Born in Kolkata, Amitabha Ghosh is a space scientist who works on Mars projects for NASA. Ghosh attended Don Bosco Park Circus in Kolkata prior to getting into the Indian Institute of Technology in Kharagpur. There he enrolled in a five-year combined masters/bachelors program and received his bachelor of science and master’s of science in applied geology. Ghosh then left India to pursue a Ph.D. from the University of Tennessee in Planetary Science. He decided to write his dissertation on Mars and found an advisor who was the chief of the advisory group at NASA; this connection landed him a position once he had completed his work. In 2003, Ghosh went back to Tennessee and got another master’s degree in Computer Science.
At NASA, Ghosh worked on projects involving Mars from when their rovers were the size of golf carts, coming down to the size of Curiosity. In 1997 he worked, as the only Asian, on the Pathfinder mission chemically analyzing the rocks and soil from the landing site. This gave him the opportunity to analyze the first ever Martian rock, which also happened to be the first rock every analyzed from another planet.
In 2011, when Curiosity was launched, Ghosh was able to decide where to land it in order to collect the best samples. He chose Gale Crater because of its sedimentary layers which each record the conditions of the environment during a particular geological time. Some of the layers contain clay minerals, which will help recreate the paleo-environment. Currently, Ghosh serves as a Chair of the Science Operation Group for the Mars Exploration Rover Mission, a team that is in charge of the health and activities of the two Mars rovers. Ghosh also serves as the Chief Systems Architect in a private effort to design a spacecraft that will lower the cost of surface exploration of other planets and the moon. He is now finding an interest in technology; technology offshoots from NASA missions.

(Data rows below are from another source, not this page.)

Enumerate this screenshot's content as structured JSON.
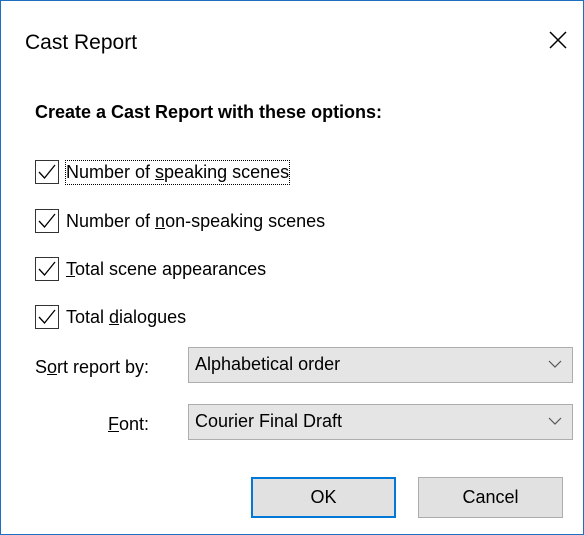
{
  "window": {
    "title": "Cast Report"
  },
  "heading": "Create a Cast Report with these options:",
  "options": [
    {
      "pre": "Number of ",
      "accel": "s",
      "post": "peaking scenes",
      "checked": true
    },
    {
      "pre": "Number of ",
      "accel": "n",
      "post": "on-speaking scenes",
      "checked": true
    },
    {
      "pre": "",
      "accel": "T",
      "post": "otal scene appearances",
      "checked": true
    },
    {
      "pre": "Total ",
      "accel": "d",
      "post": "ialogues",
      "checked": true
    }
  ],
  "sort": {
    "label_pre": "S",
    "label_accel": "o",
    "label_post": "rt report by:",
    "value": "Alphabetical order"
  },
  "font": {
    "label_pre": "",
    "label_accel": "F",
    "label_post": "ont:",
    "value": "Courier Final Draft"
  },
  "buttons": {
    "ok": "OK",
    "cancel": "Cancel"
  },
  "icons": {
    "close": "close-icon",
    "check": "checkmark-icon",
    "dropdown": "chevron-down-icon"
  },
  "colors": {
    "window_border": "#1e6fbf",
    "default_button_border": "#0078d7",
    "control_bg": "#e5e5e5"
  }
}
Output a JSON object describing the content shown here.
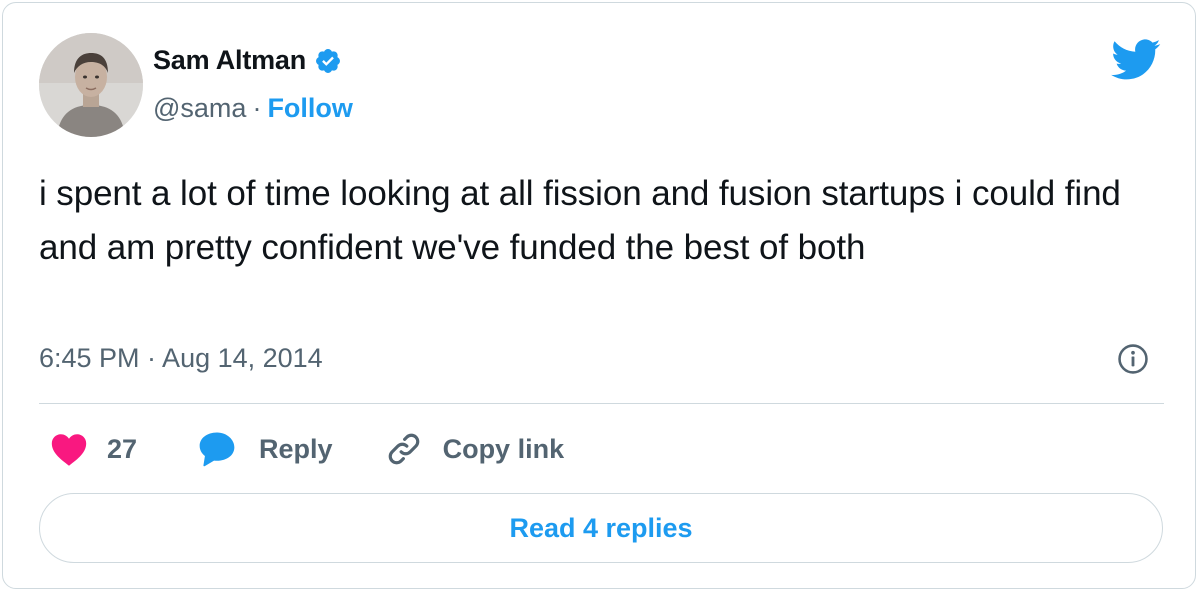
{
  "author": {
    "name": "Sam Altman",
    "handle": "@sama",
    "separator": "·",
    "follow_label": "Follow",
    "verified": true
  },
  "tweet": {
    "text": "i spent a lot of time looking at all fission and fusion startups i could find and am pretty confident we've funded the best of both",
    "timestamp": "6:45 PM · Aug 14, 2014"
  },
  "actions": {
    "like_count": "27",
    "reply_label": "Reply",
    "copy_link_label": "Copy link"
  },
  "read_replies_label": "Read 4 replies",
  "icons": {
    "brand": "twitter-bird-icon",
    "verified": "verified-badge-icon",
    "info": "info-icon",
    "like": "heart-icon",
    "reply": "reply-bubble-icon",
    "copy": "link-icon"
  },
  "colors": {
    "accent": "#1d9bf0",
    "like": "#f91880",
    "text": "#0f1419",
    "secondary": "#536471",
    "border": "#cfd9de"
  }
}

Gh0sh has collected numerous awards including a five-time recipient of the NASA Group Achievement Award, 1997 winner of the NASA Pathfinder Achievement Award and 2004 winner of the NASA Mars Exploration Rover Achievement Award. He is also a judge for induction of novel technologies to the Space Technology Hall of Fame in 2012, has served as a commentator on BBC, and since 2004 has written a science column in the Deccan Herald.
“Dr. Amitabha Ghosh.” 2016 Leadership Conference. IIT Association of Greater New England, n.d. Web. 12 Oct. 2016.
Dasi, Pratigyan. “Amitabha Ghosh: Each Day with Mission Mars Is Thrilling in Itself – Times of India.” The Times of India. N.p., 26 Sept. 2012. Web. 11 Sept. 2016.